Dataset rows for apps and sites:
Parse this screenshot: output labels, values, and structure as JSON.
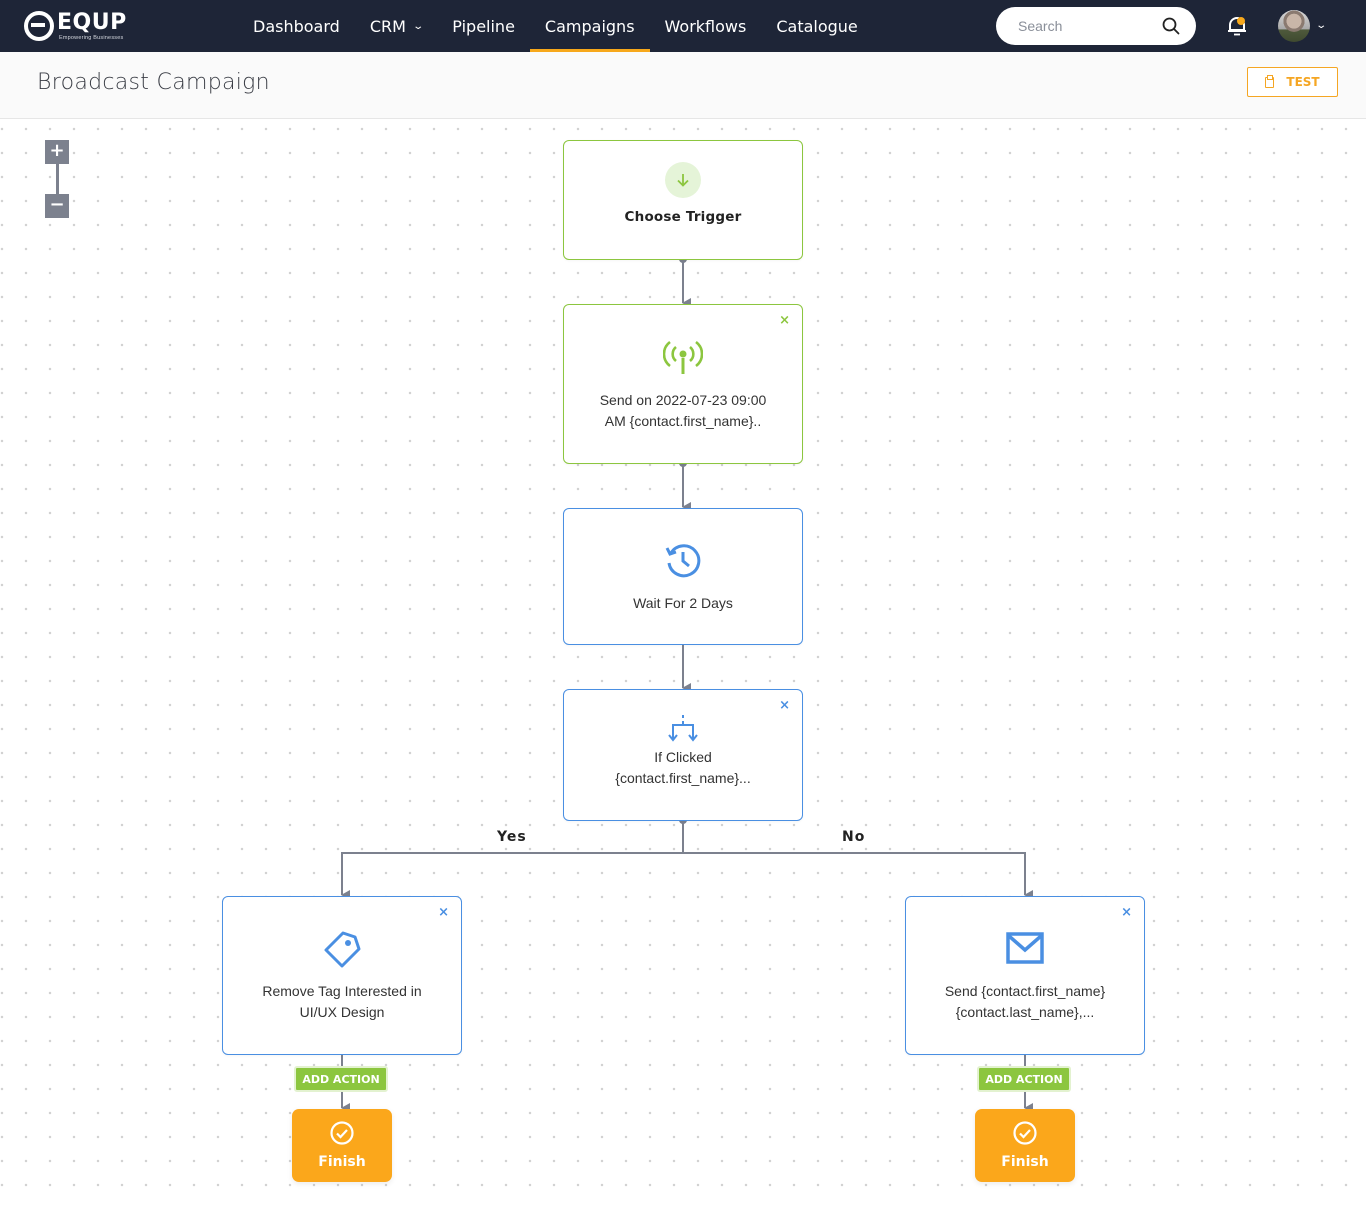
{
  "app": {
    "logo_text": "EQUP",
    "logo_tagline": "Empowering Businesses"
  },
  "nav": {
    "items": [
      {
        "label": "Dashboard",
        "has_dropdown": false,
        "active": false
      },
      {
        "label": "CRM",
        "has_dropdown": true,
        "active": false
      },
      {
        "label": "Pipeline",
        "has_dropdown": false,
        "active": false
      },
      {
        "label": "Campaigns",
        "has_dropdown": false,
        "active": true
      },
      {
        "label": "Workflows",
        "has_dropdown": false,
        "active": false
      },
      {
        "label": "Catalogue",
        "has_dropdown": false,
        "active": false
      }
    ],
    "dropdown_glyph": "⌄",
    "search": {
      "placeholder": "Search",
      "value": ""
    },
    "notification_icon": "bell-icon",
    "notification_badge_color": "#f7a81b",
    "user_menu_glyph": "⌄"
  },
  "header": {
    "title": "Broadcast Campaign",
    "test_button_label": "TEST",
    "test_button_icon": "clipboard-icon"
  },
  "zoom": {
    "in_label": "+",
    "out_label": "−"
  },
  "flow": {
    "trigger": {
      "label": "Choose Trigger",
      "icon": "arrow-down-icon"
    },
    "broadcast": {
      "line1": "Send on 2022-07-23 09:00",
      "line2": "AM {contact.first_name}..",
      "icon": "broadcast-antenna-icon",
      "close": "×"
    },
    "wait": {
      "label": "Wait For 2 Days",
      "icon": "history-clock-icon"
    },
    "condition": {
      "line1": "If Clicked",
      "line2": "{contact.first_name}...",
      "icon": "split-branch-icon",
      "close": "×"
    },
    "branches": {
      "yes_label": "Yes",
      "no_label": "No"
    },
    "yes_action": {
      "line1": "Remove Tag Interested in",
      "line2": "UI/UX Design",
      "icon": "tag-icon",
      "close": "×"
    },
    "no_action": {
      "line1": "Send {contact.first_name}",
      "line2": "{contact.last_name},...",
      "icon": "envelope-icon",
      "close": "×"
    },
    "add_action_label": "ADD ACTION",
    "finish_label": "Finish"
  },
  "colors": {
    "nav_bg": "#1e2537",
    "accent_orange": "#f7a81b",
    "finish_orange": "#fba71b",
    "trigger_green": "#8cc63f",
    "action_blue": "#4a8fe2",
    "connector_gray": "#7c818e"
  }
}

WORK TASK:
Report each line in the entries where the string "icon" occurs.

SOLUTION BELOW:
    "notification_icon": "bell-icon",
    "test_button_icon": "clipboard-icon"
      "icon": "arrow-down-icon"
      "icon": "broadcast-antenna-icon",
      "icon": "history-clock-icon"
      "icon": "split-branch-icon",
      "icon": "tag-icon",
      "icon": "envelope-icon",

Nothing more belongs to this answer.